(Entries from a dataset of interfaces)
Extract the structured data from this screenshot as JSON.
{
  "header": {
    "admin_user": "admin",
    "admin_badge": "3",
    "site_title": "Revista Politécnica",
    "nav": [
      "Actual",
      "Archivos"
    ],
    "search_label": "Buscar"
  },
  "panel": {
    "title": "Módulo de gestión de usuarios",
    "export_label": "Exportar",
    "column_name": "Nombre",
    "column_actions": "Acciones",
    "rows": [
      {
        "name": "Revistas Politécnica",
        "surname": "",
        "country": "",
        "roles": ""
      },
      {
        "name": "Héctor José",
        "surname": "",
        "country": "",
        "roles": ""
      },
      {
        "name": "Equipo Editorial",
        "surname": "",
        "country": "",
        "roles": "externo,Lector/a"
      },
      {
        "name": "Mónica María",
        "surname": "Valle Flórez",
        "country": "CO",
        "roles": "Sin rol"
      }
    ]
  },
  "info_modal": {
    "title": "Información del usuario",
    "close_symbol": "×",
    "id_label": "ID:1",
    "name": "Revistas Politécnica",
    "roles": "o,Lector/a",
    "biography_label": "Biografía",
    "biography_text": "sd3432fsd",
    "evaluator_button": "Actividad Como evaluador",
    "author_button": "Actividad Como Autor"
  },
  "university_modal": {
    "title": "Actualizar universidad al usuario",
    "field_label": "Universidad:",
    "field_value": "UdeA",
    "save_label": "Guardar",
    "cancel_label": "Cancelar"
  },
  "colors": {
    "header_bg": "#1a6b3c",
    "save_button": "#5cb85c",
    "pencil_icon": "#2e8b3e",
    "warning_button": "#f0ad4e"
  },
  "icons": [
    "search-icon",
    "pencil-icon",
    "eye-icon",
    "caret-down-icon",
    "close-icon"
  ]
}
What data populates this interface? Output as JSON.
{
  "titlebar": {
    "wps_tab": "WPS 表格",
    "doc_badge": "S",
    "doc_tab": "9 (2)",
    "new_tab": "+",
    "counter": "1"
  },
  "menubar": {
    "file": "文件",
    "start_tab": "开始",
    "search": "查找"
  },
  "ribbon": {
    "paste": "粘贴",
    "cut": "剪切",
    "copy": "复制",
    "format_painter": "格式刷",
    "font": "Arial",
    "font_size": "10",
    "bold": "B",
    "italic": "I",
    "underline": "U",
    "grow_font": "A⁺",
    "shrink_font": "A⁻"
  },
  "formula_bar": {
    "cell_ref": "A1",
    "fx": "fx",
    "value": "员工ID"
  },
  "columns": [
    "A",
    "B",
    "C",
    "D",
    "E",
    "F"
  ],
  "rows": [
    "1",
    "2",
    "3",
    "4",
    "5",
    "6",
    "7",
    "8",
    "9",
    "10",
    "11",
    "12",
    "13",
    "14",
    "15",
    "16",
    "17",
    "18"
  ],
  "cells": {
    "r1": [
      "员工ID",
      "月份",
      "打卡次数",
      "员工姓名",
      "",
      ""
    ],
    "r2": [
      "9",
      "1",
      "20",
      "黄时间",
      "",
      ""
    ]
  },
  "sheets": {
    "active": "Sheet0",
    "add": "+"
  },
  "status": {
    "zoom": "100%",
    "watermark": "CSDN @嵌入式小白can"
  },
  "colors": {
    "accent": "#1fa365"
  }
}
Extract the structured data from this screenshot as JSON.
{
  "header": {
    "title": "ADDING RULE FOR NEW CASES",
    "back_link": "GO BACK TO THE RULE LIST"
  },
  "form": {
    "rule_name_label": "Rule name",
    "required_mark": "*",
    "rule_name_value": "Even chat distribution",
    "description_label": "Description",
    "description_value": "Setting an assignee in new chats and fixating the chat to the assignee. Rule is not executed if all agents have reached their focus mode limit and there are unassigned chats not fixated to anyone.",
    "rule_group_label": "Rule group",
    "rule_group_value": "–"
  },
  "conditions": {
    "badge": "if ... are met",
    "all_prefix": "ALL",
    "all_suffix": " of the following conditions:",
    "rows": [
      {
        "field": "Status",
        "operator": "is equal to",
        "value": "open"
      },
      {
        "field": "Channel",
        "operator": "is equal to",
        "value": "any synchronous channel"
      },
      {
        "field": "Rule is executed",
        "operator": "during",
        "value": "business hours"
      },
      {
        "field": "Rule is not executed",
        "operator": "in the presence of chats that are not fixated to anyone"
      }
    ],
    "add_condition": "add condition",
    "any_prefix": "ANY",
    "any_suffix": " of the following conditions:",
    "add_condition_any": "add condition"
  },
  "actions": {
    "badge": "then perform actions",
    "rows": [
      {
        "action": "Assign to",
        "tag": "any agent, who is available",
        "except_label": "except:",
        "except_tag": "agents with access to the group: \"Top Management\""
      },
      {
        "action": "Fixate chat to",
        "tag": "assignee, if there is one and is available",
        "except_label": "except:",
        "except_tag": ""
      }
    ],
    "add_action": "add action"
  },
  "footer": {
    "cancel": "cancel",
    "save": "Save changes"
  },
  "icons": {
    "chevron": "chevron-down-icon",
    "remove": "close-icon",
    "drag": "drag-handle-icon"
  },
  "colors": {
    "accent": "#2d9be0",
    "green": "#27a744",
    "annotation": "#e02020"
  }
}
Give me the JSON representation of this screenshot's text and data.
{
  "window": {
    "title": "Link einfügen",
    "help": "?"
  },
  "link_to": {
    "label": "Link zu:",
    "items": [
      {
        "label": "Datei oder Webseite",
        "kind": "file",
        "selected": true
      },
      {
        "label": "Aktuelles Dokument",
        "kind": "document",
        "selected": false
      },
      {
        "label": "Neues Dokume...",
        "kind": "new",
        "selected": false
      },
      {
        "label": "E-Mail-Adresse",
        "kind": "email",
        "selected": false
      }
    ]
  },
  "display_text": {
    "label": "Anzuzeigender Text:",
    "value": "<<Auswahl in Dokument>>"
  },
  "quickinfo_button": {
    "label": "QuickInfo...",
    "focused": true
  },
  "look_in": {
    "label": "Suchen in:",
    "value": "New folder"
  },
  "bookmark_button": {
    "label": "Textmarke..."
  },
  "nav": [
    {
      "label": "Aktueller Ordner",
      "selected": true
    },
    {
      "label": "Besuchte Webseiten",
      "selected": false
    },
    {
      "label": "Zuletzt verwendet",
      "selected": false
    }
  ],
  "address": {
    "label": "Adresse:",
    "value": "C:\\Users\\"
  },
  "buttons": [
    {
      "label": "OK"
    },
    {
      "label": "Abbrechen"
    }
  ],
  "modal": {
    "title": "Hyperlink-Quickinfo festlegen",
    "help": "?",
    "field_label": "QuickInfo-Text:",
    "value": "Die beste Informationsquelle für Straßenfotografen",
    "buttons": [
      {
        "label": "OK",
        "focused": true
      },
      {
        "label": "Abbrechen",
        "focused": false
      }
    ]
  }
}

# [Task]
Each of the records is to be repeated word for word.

# [Result of this task]
Extract the structured data from this screenshot as JSON.
{
  "header": {
    "admin_user": "admin",
    "admin_badge": "3",
    "site_title": "Revista Politécnica",
    "nav": [
      "Actual",
      "Archivos"
    ],
    "search_label": "Buscar"
  },
  "panel": {
    "title": "Módulo de gestión de usuarios",
    "export_label": "Exportar",
    "column_name": "Nombre",
    "column_actions": "Acciones",
    "rows": [
      {
        "name": "Revistas Politécnica",
        "surname": "",
        "country": "",
        "roles": ""
      },
      {
        "name": "Héctor José",
        "surname": "",
        "country": "",
        "roles": ""
      },
      {
        "name": "Equipo Editorial",
        "surname": "",
        "country": "",
        "roles": "externo,Lector/a"
      },
      {
        "name": "Mónica María",
        "surname": "Valle Flórez",
        "country": "CO",
        "roles": "Sin rol"
      }
    ]
  },
  "info_modal": {
    "title": "Información del usuario",
    "close_symbol": "×",
    "id_label": "ID:1",
    "name": "Revistas Politécnica",
    "roles": "o,Lector/a",
    "biography_label": "Biografía",
    "biography_text": "sd3432fsd",
    "evaluator_button": "Actividad Como evaluador",
    "author_button": "Actividad Como Autor"
  },
  "university_modal": {
    "title": "Actualizar universidad al usuario",
    "field_label": "Universidad:",
    "field_value": "UdeA",
    "save_label": "Guardar",
    "cancel_label": "Cancelar"
  },
  "colors": {
    "header_bg": "#1a6b3c",
    "save_button": "#5cb85c",
    "pencil_icon": "#2e8b3e",
    "warning_button": "#f0ad4e"
  },
  "icons": [
    "search-icon",
    "pencil-icon",
    "eye-icon",
    "caret-down-icon",
    "close-icon"
  ]
}
What data populates this interface? Output as JSON.
{
  "titlebar": {
    "wps_tab": "WPS 表格",
    "doc_badge": "S",
    "doc_tab": "9 (2)",
    "new_tab": "+",
    "counter": "1"
  },
  "menubar": {
    "file": "文件",
    "start_tab": "开始",
    "search": "查找"
  },
  "ribbon": {
    "paste": "粘贴",
    "cut": "剪切",
    "copy": "复制",
    "format_painter": "格式刷",
    "font": "Arial",
    "font_size": "10",
    "bold": "B",
    "italic": "I",
    "underline": "U",
    "grow_font": "A⁺",
    "shrink_font": "A⁻"
  },
  "formula_bar": {
    "cell_ref": "A1",
    "fx": "fx",
    "value": "员工ID"
  },
  "columns": [
    "A",
    "B",
    "C",
    "D",
    "E",
    "F"
  ],
  "rows": [
    "1",
    "2",
    "3",
    "4",
    "5",
    "6",
    "7",
    "8",
    "9",
    "10",
    "11",
    "12",
    "13",
    "14",
    "15",
    "16",
    "17",
    "18"
  ],
  "cells": {
    "r1": [
      "员工ID",
      "月份",
      "打卡次数",
      "员工姓名",
      "",
      ""
    ],
    "r2": [
      "9",
      "1",
      "20",
      "黄时间",
      "",
      ""
    ]
  },
  "sheets": {
    "active": "Sheet0",
    "add": "+"
  },
  "status": {
    "zoom": "100%",
    "watermark": "CSDN @嵌入式小白can"
  },
  "colors": {
    "accent": "#1fa365"
  }
}
Extract the structured data from this screenshot as JSON.
{
  "header": {
    "title": "ADDING RULE FOR NEW CASES",
    "back_link": "GO BACK TO THE RULE LIST"
  },
  "form": {
    "rule_name_label": "Rule name",
    "required_mark": "*",
    "rule_name_value": "Even chat distribution",
    "description_label": "Description",
    "description_value": "Setting an assignee in new chats and fixating the chat to the assignee. Rule is not executed if all agents have reached their focus mode limit and there are unassigned chats not fixated to anyone.",
    "rule_group_label": "Rule group",
    "rule_group_value": "–"
  },
  "conditions": {
    "badge": "if ... are met",
    "all_prefix": "ALL",
    "all_suffix": " of the following conditions:",
    "rows": [
      {
        "field": "Status",
        "operator": "is equal to",
        "value": "open"
      },
      {
        "field": "Channel",
        "operator": "is equal to",
        "value": "any synchronous channel"
      },
      {
        "field": "Rule is executed",
        "operator": "during",
        "value": "business hours"
      },
      {
        "field": "Rule is not executed",
        "operator": "in the presence of chats that are not fixated to anyone"
      }
    ],
    "add_condition": "add condition",
    "any_prefix": "ANY",
    "any_suffix": " of the following conditions:",
    "add_condition_any": "add condition"
  },
  "actions": {
    "badge": "then perform actions",
    "rows": [
      {
        "action": "Assign to",
        "tag": "any agent, who is available",
        "except_label": "except:",
        "except_tag": "agents with access to the group: \"Top Management\""
      },
      {
        "action": "Fixate chat to",
        "tag": "assignee, if there is one and is available",
        "except_label": "except:",
        "except_tag": ""
      }
    ],
    "add_action": "add action"
  },
  "footer": {
    "cancel": "cancel",
    "save": "Save changes"
  },
  "icons": {
    "chevron": "chevron-down-icon",
    "remove": "close-icon",
    "drag": "drag-handle-icon"
  },
  "colors": {
    "accent": "#2d9be0",
    "green": "#27a744",
    "annotation": "#e02020"
  }
}
Give me the JSON representation of this screenshot's text and data.
{
  "window": {
    "title": "Link einfügen",
    "help": "?"
  },
  "link_to": {
    "label": "Link zu:",
    "items": [
      {
        "label": "Datei oder Webseite",
        "kind": "file",
        "selected": true
      },
      {
        "label": "Aktuelles Dokument",
        "kind": "document",
        "selected": false
      },
      {
        "label": "Neues Dokume...",
        "kind": "new",
        "selected": false
      },
      {
        "label": "E-Mail-Adresse",
        "kind": "email",
        "selected": false
      }
    ]
  },
  "display_text": {
    "label": "Anzuzeigender Text:",
    "value": "<<Auswahl in Dokument>>"
  },
  "quickinfo_button": {
    "label": "QuickInfo...",
    "focused": true
  },
  "look_in": {
    "label": "Suchen in:",
    "value": "New folder"
  },
  "bookmark_button": {
    "label": "Textmarke..."
  },
  "nav": [
    {
      "label": "Aktueller Ordner",
      "selected": true
    },
    {
      "label": "Besuchte Webseiten",
      "selected": false
    },
    {
      "label": "Zuletzt verwendet",
      "selected": false
    }
  ],
  "address": {
    "label": "Adresse:",
    "value": "C:\\Users\\"
  },
  "buttons": [
    {
      "label": "OK"
    },
    {
      "label": "Abbrechen"
    }
  ],
  "modal": {
    "title": "Hyperlink-Quickinfo festlegen",
    "help": "?",
    "field_label": "QuickInfo-Text:",
    "value": "Die beste Informationsquelle für Straßenfotografen",
    "buttons": [
      {
        "label": "OK",
        "focused": true
      },
      {
        "label": "Abbrechen",
        "focused": false
      }
    ]
  }
}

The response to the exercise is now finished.